[Dataset rows for apps and sites]
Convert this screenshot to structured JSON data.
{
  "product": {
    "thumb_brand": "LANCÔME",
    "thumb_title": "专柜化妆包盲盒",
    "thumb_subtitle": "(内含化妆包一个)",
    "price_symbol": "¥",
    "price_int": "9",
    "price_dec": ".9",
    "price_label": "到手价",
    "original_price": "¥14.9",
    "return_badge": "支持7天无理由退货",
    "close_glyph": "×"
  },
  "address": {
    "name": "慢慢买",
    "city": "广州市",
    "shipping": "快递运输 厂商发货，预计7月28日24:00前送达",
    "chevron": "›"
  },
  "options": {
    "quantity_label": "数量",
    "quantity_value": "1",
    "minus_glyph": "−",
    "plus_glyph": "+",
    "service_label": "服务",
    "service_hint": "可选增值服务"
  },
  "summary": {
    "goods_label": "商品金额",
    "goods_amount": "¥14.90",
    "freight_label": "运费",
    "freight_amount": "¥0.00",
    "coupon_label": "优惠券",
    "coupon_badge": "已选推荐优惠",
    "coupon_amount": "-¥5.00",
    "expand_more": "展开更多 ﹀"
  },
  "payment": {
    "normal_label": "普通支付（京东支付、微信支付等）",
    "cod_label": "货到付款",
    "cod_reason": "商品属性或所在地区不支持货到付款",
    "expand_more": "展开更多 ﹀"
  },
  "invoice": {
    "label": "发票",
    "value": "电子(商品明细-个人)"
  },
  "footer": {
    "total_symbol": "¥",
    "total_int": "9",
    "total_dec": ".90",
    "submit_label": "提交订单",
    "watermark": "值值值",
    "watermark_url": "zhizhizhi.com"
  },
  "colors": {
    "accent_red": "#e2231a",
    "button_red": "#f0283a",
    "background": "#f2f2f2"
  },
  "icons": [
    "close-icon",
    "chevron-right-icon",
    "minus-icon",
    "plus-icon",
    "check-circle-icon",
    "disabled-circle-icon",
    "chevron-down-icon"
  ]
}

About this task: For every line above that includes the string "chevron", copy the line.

Written answer:
    "chevron": "›"
    "chevron-right-icon",
    "chevron-down-icon"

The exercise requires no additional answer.